What the teachers of this nonsense fail to realize is that faith means trust and that trust in itself is redundant. It must be placed in something or somebody capable of fulfilling it. After all, we trust that the money in our pockets is always worth what the inscriptions on each denomination says. Likewise, we trust that our police force will come and arrest criminals. Faith in God is the same. We place our trust in him and he gives us what we need.

As for those naive followers who place their faith in their faith, they should be pittied. They don't know any better but the preachers often do. The Bible says that teachers have the stricter judgement. That radio preacher and hundreds like him will have to face God's wrath on Judgement  Day  for the people they misled. Likewise, they'll have to suffer the consequences of using Christ's name as a pretext to fleece the flock.

The house church leader who conned me into believing his abberant doctrines will have his own strict judgement to bear on that final day. So will his devoted elder who chided me regularly regarding my supposed lack of faith. I'm glad I now know that the power bar of belief has to be plugged into a power source, not into itself.

I wrote extensively about that house church in my newly-published  memoir, How I Was Razed: A Journey from  Cultism to Christianity. Please check it out at Amazon, Barnes & Noble, and Virtual Bookworm.

Friday, 2 August 2013


The following post is an entry in a writing contest held by the Positive Writers blog. hosted by Bryan Hutchinson. It's about the moment when people first knew for sure that they were writers. Prizes are Amazon gift cards worth $75.00, $50.00, and $25.00. Contest ends on August 30, 2013. Click on "Positive Writers" to read the contest rules.

When does a writer become a writer? With some people, this is an easy question to answer. Others drift into the craft. For me, it was a free verse poem in the Victoria Com posit High School's Redman newspaper that showed me that what I wrote was worth publishing.

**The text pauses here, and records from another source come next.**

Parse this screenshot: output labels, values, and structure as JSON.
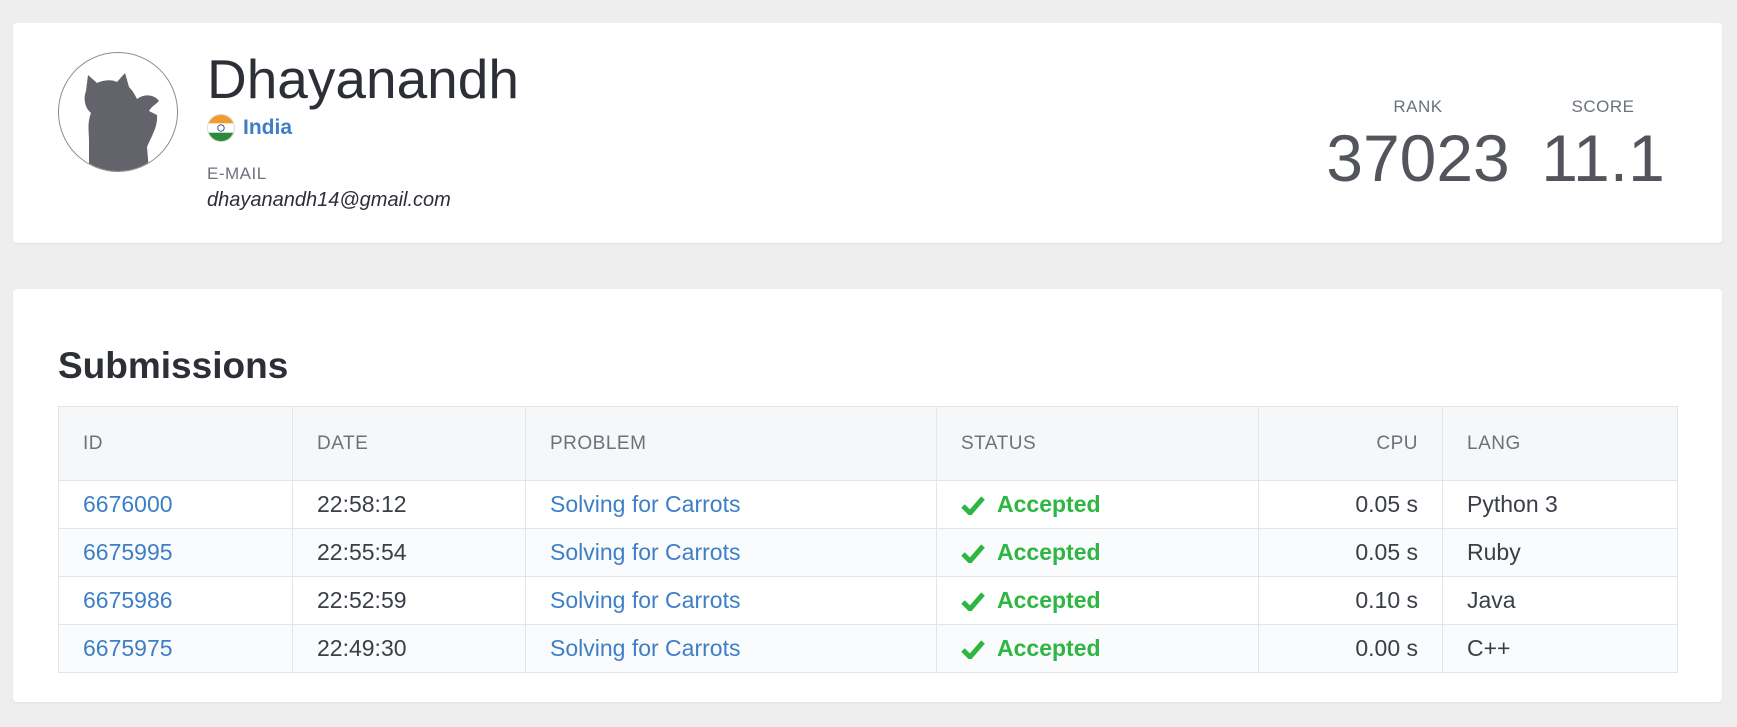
{
  "profile": {
    "name": "Dhayanandh",
    "country": "India",
    "email_label": "E-MAIL",
    "email": "dhayanandh14@gmail.com",
    "rank_label": "RANK",
    "rank": "37023",
    "score_label": "SCORE",
    "score": "11.1"
  },
  "submissions": {
    "title": "Submissions",
    "columns": [
      "ID",
      "DATE",
      "PROBLEM",
      "STATUS",
      "CPU",
      "LANG"
    ],
    "rows": [
      {
        "id": "6676000",
        "date": "22:58:12",
        "problem": "Solving for Carrots",
        "status": "Accepted",
        "cpu": "0.05 s",
        "lang": "Python 3"
      },
      {
        "id": "6675995",
        "date": "22:55:54",
        "problem": "Solving for Carrots",
        "status": "Accepted",
        "cpu": "0.05 s",
        "lang": "Ruby"
      },
      {
        "id": "6675986",
        "date": "22:52:59",
        "problem": "Solving for Carrots",
        "status": "Accepted",
        "cpu": "0.10 s",
        "lang": "Java"
      },
      {
        "id": "6675975",
        "date": "22:49:30",
        "problem": "Solving for Carrots",
        "status": "Accepted",
        "cpu": "0.00 s",
        "lang": "C++"
      }
    ]
  },
  "colors": {
    "link": "#3d7fc6",
    "accepted": "#2db742",
    "background": "#eeeeee"
  },
  "icons": {
    "avatar": "default-cat-avatar",
    "flag": "india-flag-icon",
    "status": "checkmark-icon"
  }
}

I'm not sure where or when I heard the announcement but the school's journalism program wanted students to submit their work for possible publication. After thinking it over, I decided to write something and submit it. But what could I write? I spent considerable time thinking about that question. Then inspiration struck.

I wrote a free verse poem which likened the year to the timeless battle between the forces of cold and heat. Being legally blind, scribbling out my words on paper was tedious. In fact, my nose was almost touching the page as I wrote. Even so, I persisted until I had all the verses for the twelve months written. Then I nervously handed my poem in to the editor and waited.

To my delight, the Redman published my poem in February, 1973. Of all the people I showed it to, my dad was the most amazed. "I've learned more about you in the past five minutes than I did during your whole life," He remarked as he handed me back the paper.

I wish I still had that poem. Bad though it might have been compared to the works of famous poets, it was special to me. That was the first time my work appeared in print.

Two decades later, I bought my first computer. It had a synthetic voice attachment which converted the text on the screen into synthetic speech. The world of writing opened up for me as I learned how to use WordPerfect 5.1 and submitted my electronic music album reviews on floppy disks to the Voyager fan magazine in England. Two years later, I bought a modem and went online. After being put on disability from my government job, an employment counselor read my tear sheets and suggested I become a professional writer.

Finding paying work was difficult but I sold a filler article about a blind choir to New Age Journal the next year. I beamed with pride as I deposited that $15.00 cheque in my bank account. It was the first time anybody had paid me for my writing work.

I've also written three memoirs and self published them. Read about When a Man Loves a Rabbit: Learning and living With Bunnies and Deliverance from Jericho: Six Years in a Blind School at Bruce Atchison's books. My new memoir called How I Was Razed: A Journey from Cultism to Christianity is available on Amazon, Barnes & Noble, and Virtual Bookworm Publishers